Roman Heritage in Italy

Print

 Via Appia

appia1With so much of Western Europe conquered by the Romans, the Romans needed roads to move their troops around quickly.

appia3The Via Appia was one of the earliest and most important Roman roads.It connected Rome to Brindisi, in Apulia, in southern Italy. The road was named after Appius Claudius Caecus, the Roman censor who began and completed the first section as a military road to the south in 312 B.C. during the Samnite Wars.

appia4It was the first long road built specifically to transport troops outside Rome The Romans built a high-quality road, with layers of cemented stone over a layer of small stones and drainage ditches on each side.The road achieved its purpose.

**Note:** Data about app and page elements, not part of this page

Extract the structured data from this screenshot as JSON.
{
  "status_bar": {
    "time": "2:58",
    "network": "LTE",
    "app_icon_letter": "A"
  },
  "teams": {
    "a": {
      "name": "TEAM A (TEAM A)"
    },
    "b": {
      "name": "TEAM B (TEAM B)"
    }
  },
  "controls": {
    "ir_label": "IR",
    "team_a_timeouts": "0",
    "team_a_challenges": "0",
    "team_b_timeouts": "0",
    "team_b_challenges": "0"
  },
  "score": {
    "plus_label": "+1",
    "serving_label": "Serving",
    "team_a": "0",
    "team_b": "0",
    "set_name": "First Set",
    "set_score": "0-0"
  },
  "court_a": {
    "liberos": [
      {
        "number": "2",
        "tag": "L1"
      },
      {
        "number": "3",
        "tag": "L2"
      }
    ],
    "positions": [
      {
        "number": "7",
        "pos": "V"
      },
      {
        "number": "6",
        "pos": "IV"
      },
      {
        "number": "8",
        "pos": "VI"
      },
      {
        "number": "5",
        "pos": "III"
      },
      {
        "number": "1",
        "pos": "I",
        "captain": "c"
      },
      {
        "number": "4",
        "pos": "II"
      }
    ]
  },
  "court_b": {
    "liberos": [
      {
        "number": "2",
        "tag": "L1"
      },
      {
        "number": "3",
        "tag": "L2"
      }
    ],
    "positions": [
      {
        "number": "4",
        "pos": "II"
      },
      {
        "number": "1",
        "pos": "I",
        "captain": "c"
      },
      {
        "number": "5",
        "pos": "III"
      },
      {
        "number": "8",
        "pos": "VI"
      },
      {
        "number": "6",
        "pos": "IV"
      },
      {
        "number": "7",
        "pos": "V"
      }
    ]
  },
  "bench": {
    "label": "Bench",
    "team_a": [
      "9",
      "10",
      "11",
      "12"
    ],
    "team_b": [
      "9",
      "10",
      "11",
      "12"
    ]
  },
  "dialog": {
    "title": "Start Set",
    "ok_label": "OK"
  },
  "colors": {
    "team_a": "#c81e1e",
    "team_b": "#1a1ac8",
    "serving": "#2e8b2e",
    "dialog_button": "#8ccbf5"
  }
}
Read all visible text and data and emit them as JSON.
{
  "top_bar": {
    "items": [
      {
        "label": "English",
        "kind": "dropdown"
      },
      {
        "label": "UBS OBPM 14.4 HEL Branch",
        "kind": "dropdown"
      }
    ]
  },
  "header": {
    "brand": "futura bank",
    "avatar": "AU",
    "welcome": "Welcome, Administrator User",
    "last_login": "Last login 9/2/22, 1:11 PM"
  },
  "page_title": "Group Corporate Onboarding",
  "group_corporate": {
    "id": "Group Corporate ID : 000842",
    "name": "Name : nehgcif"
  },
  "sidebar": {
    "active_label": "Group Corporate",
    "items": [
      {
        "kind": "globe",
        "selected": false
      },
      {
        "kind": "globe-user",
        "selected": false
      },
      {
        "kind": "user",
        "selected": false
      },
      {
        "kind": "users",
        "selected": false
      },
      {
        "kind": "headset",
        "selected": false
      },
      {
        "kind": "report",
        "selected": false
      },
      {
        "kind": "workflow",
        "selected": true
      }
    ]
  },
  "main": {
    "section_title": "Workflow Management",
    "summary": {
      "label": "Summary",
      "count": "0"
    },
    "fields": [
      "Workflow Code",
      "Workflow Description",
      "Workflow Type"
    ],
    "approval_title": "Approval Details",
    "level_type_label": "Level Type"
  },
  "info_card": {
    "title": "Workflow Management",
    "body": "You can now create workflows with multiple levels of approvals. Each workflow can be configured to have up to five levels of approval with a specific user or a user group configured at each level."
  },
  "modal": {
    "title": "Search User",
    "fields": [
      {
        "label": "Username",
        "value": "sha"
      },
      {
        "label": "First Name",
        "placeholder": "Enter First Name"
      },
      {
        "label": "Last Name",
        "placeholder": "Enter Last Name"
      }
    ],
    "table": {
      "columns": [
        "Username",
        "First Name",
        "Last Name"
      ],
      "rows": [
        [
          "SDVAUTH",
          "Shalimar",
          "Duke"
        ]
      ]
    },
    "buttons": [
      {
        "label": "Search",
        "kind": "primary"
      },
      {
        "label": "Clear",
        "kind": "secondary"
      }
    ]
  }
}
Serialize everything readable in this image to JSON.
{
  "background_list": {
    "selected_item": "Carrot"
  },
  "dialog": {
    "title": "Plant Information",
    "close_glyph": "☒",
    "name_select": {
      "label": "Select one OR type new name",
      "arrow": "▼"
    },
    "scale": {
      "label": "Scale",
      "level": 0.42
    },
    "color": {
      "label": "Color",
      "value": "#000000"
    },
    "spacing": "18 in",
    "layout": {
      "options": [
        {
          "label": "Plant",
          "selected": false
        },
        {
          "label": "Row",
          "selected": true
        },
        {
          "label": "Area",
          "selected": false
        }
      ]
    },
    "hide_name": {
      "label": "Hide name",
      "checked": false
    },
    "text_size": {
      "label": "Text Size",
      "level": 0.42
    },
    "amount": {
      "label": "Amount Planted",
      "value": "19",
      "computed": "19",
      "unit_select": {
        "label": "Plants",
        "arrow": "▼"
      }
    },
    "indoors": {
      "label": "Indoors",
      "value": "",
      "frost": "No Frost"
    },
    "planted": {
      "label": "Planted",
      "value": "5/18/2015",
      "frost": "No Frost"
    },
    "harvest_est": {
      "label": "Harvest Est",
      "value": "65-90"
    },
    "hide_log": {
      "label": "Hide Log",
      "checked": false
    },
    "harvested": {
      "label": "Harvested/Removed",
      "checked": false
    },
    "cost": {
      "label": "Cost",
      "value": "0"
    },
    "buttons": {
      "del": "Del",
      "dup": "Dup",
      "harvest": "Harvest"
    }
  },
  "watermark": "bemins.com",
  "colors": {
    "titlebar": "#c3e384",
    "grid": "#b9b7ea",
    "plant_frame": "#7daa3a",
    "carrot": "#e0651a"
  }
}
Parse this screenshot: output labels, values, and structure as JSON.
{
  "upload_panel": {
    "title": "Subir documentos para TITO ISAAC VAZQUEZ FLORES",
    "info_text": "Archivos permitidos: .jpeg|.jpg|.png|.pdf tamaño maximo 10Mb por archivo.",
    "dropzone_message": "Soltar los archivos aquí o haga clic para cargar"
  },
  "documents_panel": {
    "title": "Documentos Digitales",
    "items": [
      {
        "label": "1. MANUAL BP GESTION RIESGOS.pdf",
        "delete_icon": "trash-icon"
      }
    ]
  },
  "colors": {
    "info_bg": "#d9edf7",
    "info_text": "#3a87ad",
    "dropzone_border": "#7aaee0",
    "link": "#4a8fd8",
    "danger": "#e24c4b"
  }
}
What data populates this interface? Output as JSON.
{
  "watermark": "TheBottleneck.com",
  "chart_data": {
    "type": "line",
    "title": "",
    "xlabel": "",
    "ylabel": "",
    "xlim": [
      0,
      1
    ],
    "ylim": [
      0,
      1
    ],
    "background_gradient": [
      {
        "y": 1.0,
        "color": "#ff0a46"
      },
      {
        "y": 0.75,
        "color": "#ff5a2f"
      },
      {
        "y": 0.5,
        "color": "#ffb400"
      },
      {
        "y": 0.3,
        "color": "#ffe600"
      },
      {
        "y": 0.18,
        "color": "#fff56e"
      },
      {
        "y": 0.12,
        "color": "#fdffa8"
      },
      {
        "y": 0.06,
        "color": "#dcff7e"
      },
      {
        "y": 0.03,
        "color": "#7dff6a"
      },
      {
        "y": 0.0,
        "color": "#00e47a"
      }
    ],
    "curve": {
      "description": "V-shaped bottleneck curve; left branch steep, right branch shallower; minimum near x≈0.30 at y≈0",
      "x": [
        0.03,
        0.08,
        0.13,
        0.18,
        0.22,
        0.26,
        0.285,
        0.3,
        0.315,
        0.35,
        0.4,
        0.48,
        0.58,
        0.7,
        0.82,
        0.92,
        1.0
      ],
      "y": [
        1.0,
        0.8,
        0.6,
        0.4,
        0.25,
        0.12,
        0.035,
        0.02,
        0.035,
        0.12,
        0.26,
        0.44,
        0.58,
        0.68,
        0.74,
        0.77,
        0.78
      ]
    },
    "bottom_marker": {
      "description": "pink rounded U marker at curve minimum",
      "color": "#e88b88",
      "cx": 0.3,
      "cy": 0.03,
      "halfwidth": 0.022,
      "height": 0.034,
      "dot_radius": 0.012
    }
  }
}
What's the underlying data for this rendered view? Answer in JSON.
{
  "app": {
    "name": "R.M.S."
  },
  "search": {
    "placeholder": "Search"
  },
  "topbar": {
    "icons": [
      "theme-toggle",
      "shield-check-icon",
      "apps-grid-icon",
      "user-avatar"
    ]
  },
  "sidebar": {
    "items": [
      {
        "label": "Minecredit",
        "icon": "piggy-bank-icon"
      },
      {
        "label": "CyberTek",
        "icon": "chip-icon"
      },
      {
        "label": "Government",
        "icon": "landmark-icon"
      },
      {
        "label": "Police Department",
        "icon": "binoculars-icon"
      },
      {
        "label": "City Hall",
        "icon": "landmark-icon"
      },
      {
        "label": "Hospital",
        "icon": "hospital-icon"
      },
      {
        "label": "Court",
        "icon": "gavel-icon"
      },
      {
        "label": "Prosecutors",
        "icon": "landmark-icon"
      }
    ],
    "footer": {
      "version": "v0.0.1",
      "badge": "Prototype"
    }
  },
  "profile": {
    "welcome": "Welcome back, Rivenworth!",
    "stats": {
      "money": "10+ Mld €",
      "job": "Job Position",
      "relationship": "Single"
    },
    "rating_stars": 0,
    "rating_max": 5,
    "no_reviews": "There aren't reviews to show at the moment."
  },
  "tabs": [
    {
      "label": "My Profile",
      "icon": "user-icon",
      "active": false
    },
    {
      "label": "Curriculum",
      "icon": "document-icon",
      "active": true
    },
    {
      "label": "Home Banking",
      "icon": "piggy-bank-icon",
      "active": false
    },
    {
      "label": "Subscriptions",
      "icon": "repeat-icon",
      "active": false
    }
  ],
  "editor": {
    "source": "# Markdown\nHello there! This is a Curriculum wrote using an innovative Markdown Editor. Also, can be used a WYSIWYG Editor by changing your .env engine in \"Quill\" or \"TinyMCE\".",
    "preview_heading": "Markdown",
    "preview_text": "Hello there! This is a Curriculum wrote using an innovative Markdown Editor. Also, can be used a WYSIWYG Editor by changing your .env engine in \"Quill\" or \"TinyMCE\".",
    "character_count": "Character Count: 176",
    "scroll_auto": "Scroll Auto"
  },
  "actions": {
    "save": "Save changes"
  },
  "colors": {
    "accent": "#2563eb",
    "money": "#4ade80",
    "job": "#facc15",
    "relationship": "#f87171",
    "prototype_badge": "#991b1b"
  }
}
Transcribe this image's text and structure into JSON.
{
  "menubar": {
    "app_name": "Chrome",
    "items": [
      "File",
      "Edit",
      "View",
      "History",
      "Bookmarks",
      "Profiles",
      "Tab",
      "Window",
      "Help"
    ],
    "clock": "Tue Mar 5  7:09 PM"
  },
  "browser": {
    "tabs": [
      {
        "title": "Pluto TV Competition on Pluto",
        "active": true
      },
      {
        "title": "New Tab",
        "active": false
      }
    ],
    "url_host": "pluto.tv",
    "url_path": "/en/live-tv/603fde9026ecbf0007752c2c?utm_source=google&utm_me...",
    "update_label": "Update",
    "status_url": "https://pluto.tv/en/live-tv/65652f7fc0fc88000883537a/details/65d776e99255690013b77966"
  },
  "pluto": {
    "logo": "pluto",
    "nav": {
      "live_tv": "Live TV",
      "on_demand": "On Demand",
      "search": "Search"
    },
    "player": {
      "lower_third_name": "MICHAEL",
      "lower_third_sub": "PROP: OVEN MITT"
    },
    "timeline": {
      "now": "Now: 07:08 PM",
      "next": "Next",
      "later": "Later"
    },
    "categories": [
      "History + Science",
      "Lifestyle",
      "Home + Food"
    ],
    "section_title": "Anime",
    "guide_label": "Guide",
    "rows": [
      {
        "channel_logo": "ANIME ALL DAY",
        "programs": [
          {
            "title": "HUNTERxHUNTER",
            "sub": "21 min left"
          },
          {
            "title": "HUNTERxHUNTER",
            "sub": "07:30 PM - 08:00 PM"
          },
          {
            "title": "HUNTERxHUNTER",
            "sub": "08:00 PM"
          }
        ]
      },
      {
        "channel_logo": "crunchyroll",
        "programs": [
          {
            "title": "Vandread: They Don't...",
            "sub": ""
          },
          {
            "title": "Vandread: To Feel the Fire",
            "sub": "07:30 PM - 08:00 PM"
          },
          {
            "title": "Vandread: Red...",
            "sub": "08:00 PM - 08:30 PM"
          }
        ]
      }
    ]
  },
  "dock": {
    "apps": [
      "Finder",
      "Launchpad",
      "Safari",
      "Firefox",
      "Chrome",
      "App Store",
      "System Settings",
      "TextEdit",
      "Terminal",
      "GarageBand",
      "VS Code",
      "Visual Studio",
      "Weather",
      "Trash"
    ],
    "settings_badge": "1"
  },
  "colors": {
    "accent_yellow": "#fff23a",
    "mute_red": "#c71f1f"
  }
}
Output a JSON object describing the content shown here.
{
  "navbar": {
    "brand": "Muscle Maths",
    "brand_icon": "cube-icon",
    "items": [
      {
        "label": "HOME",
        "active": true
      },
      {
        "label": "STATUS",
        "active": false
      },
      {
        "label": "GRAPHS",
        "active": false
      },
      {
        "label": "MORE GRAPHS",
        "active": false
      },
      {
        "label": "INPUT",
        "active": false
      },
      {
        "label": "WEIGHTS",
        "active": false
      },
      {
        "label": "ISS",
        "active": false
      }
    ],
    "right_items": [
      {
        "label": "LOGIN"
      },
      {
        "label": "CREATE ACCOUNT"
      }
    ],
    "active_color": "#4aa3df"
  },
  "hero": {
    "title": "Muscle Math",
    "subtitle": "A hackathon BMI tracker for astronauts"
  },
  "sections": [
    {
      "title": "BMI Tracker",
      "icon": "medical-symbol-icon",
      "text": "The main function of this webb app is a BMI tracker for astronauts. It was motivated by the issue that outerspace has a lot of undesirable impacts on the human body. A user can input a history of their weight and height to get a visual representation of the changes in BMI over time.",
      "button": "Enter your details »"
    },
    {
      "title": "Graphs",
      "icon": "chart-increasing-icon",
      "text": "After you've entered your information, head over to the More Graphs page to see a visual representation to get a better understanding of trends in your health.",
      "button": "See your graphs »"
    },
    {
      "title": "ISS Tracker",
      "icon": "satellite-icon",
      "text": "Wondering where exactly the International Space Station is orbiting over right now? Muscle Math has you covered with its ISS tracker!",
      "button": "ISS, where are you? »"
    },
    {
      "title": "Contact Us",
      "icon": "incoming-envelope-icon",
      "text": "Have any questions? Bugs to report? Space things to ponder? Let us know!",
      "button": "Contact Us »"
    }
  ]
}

Rome won the Second Samnite war and the Via Appia was the main factor that allowed the Romans to rapidly concentrate their forces.By the late Republic, the Romans had expanded over most of Italy and became masters of road construction..

The Via Appia began in the Roman Forum, passed through the Servian Wall at the Porta Capena,and left the city.

appia7appia8

 

Monuments along the Appian Way (1st – 5st mile)

appia9

appia10

 

 

 

 

 

 

 

 

Porta Appia, the gate of Aurelian walls                                              Church of Domine Quo Vadis

appia11appia12

The Catacomb of Callixtus                                                                          San Sebastiano outside the walls

appia13

Circus of Massenzio

 

Mausoleum of Caecilia Metella

appia15 appia16The mausoleum was built at the third mile of the Via Appia in the years 30-20 BC.

It’s a monumental tomb erected for a Roman noblewoman. Her father was Quintus Caecilius Metellus, a consul who conquered the island of Crete. The interior of the tomb consists of a funerary chamber, occupying the whole height of the cylinder. During the Middle Ages it was trasformed into a fortress.

appia17

Roman baths of Capo di Bove

 

Monuments along the Appian Way (from the 5th mile)

appia18appia19

Mausoleum of the Orazi and Curiazi                                            Mausoleum of Casal Rotondo

 

Villa of the Quintilii

appia20appia21

 

 

 

 

 

 

 

 

The Villa covers the area between Appia Antica (Ancient Appian Way) and Appia Nuova (the modern road) and it is built around a big square.
It was the largest and grandest residence of the Roman Suburbium. The original part belonged to the Quintilii brothers, consuls in 151 AD and was expanded after the Villa became imperial property under the Emperor Commodus. Commodus loved to reside in it, because of the tranquillity of the country and of the benefits of the thermal baths that were inside the Villa.

appia22appia23

The most imposing part of the building consists of a series of rooms and the two large thermal chambers of the calidarium and the frigidarium, with windows and polychrome marbles.

Copyright © 2019 RTR Comenius. All Rights Reserved.
Joomla! is Free Software released under the GNU General Public License.
Thursday the 25th. Joomla Templates Free.
Copyright 2012

©

The RTR Comenius website employs cookies to improve your user experience. If you continue on this website, you will be providing your consent to our use of cookies. Find out more in: Cookies Policy. COOKIES POLICY